Discover some strategies to transform your procrastination by exploring productive procrastination.
To truly understand the impact of procrastination, try to recognize these consequences and “benefits” within your own experiences. Remember, breaking approaches to procrastination can lead to better time management and improved overall well-being.
Strategies to Overcome Procrastination
Now let’s cover various strategies to overcome procrastination and become more efficient at managing tasks.
Recognizing and Challenging Procrastination Triggers
One way to tackle procrastination is first to identify the tasks that typically lead to procrastination.
These might be tasks that you find tedious, complex, or overwhelming. Once you recognize procrastination triggers, you can employ cognitive restructuring techniques to challenge your procrastination-related thoughts.
For instance, if you find yourself thinking, “I’ll never finish this project, so why bother starting?” try to replace that thought with a more positive and productive one, like “I can make progress by breaking this project into smaller tasks and completing one step at a time.”
Time Management Techniques
Implementing proper time management techniques can significantly help in overcoming procrastination.
One popular approach is the Pomodoro Technique, where you work on a task for 25 minutes, followed by a 5-minute break. This method encourages you to stay focused for short bursts, making tasks more manageable and less daunting.
Another technique is the Eisenhower Matrix. You set up small, achievable daily goals and prioritize tasks based on urgency and importance. This will help you stay focused on the tasks that matter most.
To learn more about productivity principles that can boost your efficiency, check out Productivity Principles 101.
Finally, eliminating distractions around you is essential in overcoming procrastination.
Start by creating a designated workspace that is clutter-free and comfortable.
Close any unnecessary tabs, apps, or social media notifications on your electronic devices, and consider using a website or app blocker if needed.
Additionally, setting clear boundaries with friends, family, or roommates about your work hours can help minimize interruptions.
Beating procrastination is a gradual process that requires practice. Make it a habit to employ these strategies, and you’ll eventually see significant improvement in your productivity and time management skills.
Boosting Self-Discipline and Motivation
Your mindset greatly influences your motivation.
Instead of feeling overwhelmed by tasks, remind yourself of the benefits they bring. Changing the negative phrase “I have to” to a more positive one, like “I want to,” can have a remarkable effect on your motivation.
I find playing a motivational video on YouTube really helpful when I lack the drive to get started.
Establish a Routine
A consistent daily routine can make it easier for you to find motivation and tackle tasks more efficiently.
Break down your projects into manageable steps and designate specific times to tackle them.
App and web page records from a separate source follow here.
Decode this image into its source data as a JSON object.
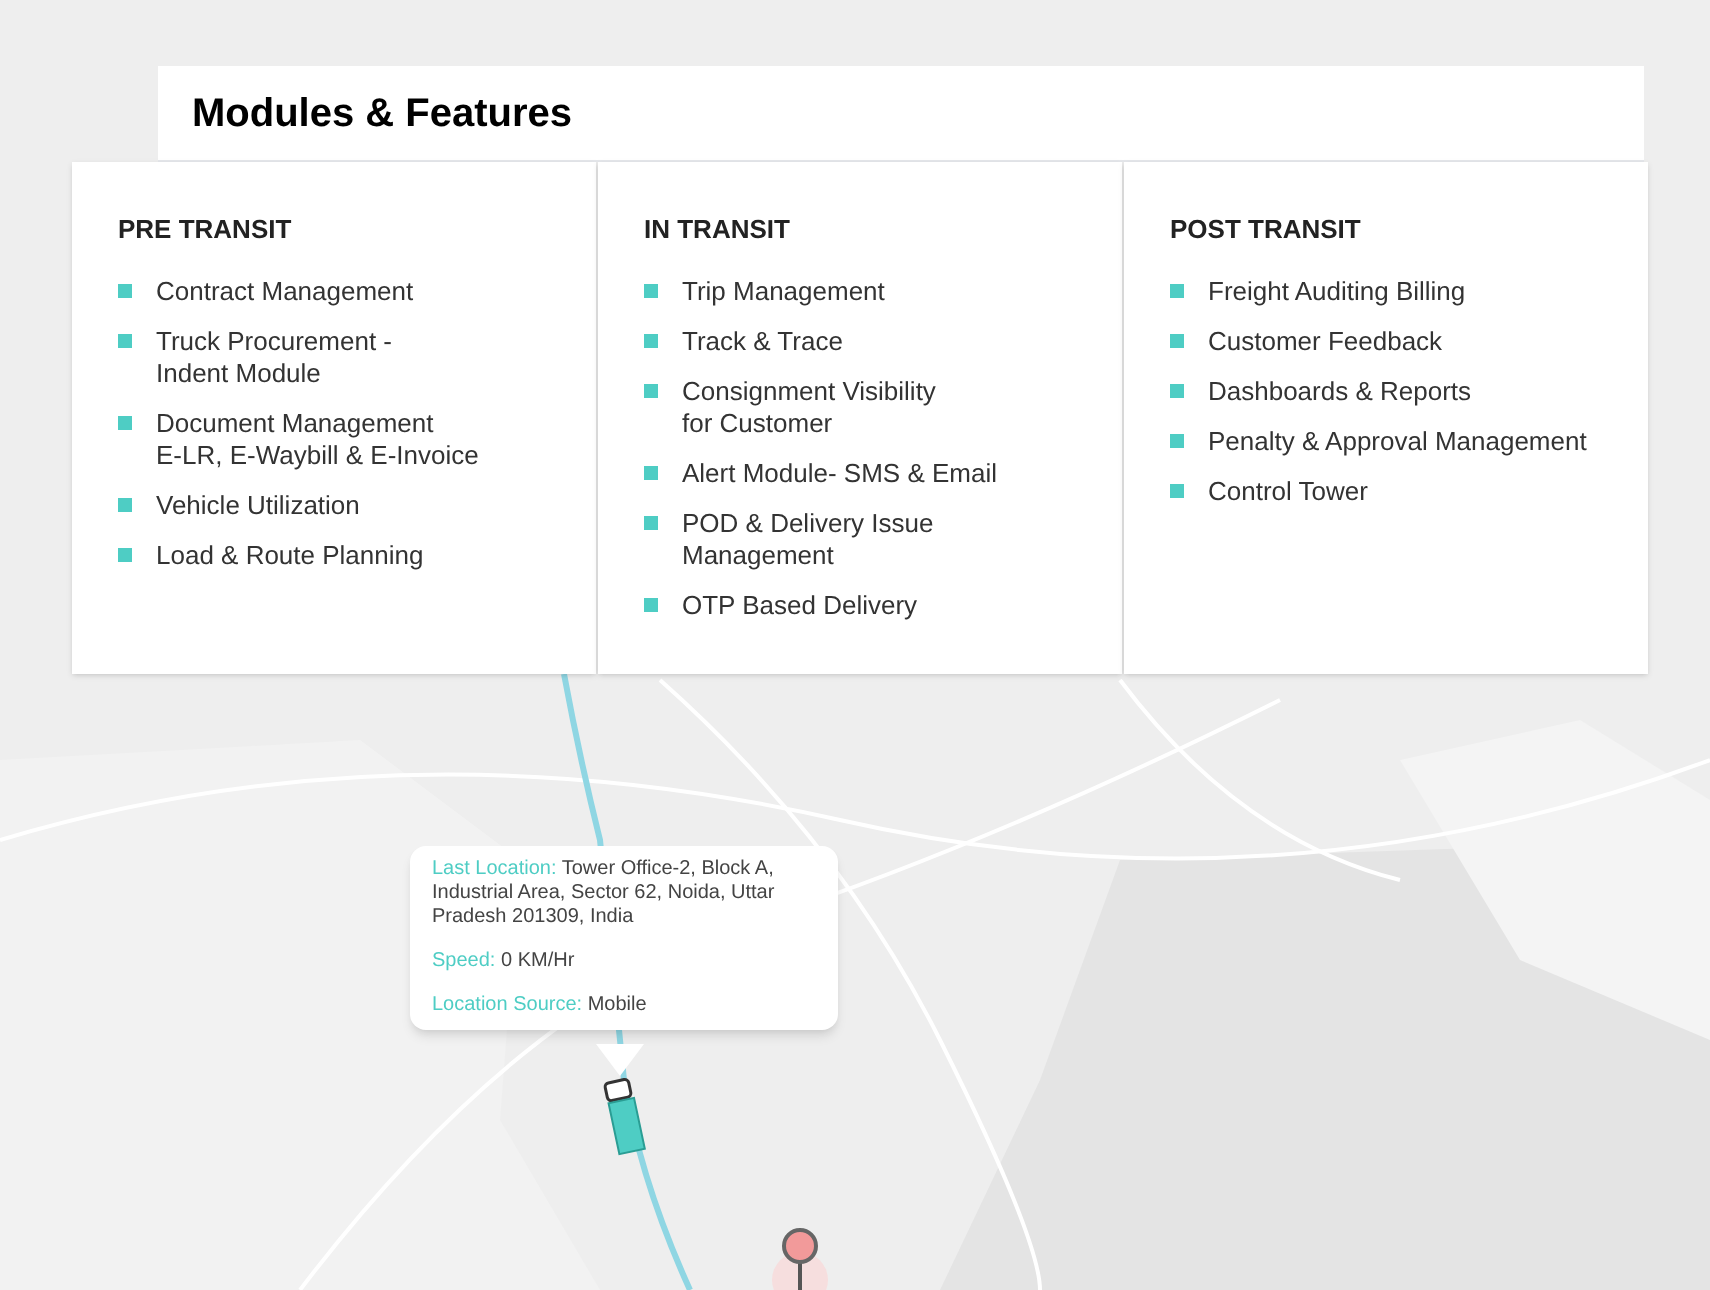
{
  "title": "Modules & Features",
  "columns": [
    {
      "heading": "PRE TRANSIT",
      "items": [
        "Contract Management",
        "Truck Procurement -\nIndent Module",
        "Document Management\nE-LR,  E-Waybill & E-Invoice",
        "Vehicle Utilization",
        "Load & Route Planning"
      ]
    },
    {
      "heading": "IN TRANSIT",
      "items": [
        "Trip Management",
        "Track & Trace",
        "Consignment Visibility\nfor Customer",
        "Alert Module- SMS & Email",
        "POD & Delivery Issue\nManagement",
        "OTP Based Delivery"
      ]
    },
    {
      "heading": "POST TRANSIT",
      "items": [
        "Freight Auditing  Billing",
        "Customer Feedback",
        "Dashboards & Reports",
        "Penalty & Approval Management",
        "Control Tower"
      ]
    }
  ],
  "popup": {
    "fields": [
      {
        "label": "Last Location:",
        "value": "Tower Office-2, Block A, Industrial Area, Sector 62, Noida, Uttar Pradesh 201309, India"
      },
      {
        "label": "Speed:",
        "value": "0 KM/Hr"
      },
      {
        "label": "Location Source:",
        "value": "Mobile"
      }
    ]
  }
}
This will help you form habits, making it easier to overcome procrastination.
Practicing mindfulness can help you focus on the present moment and improve your self-awareness.
One popular technique is meditation, which can get you into the flow state where you’re fully immersed in the task at hand.
Spend a few minutes each day meditating to cultivate mindfulness and reduce stress. I recommend checking out Headspace to get started.
Accountability and Support Systems
Productivity doesn’t have to be a one-person show.
Involve a Friend or Family Member
Having family and friends help you stay accountable is a really powerful tool.
Share your goals with someone you trust and ask them to hold you accountable. Regular check-ins can provide encouragement and motivation to stay focused.
Join a Support Group
Connecting with people in similar situations can be beneficial. Consider joining a support group of individuals who want to improve their time management skills.
These groups provide a safe space to share experiences and learn from one another.
I highly recommend Ness Labs, which helps you be more productive while caring for your mental health.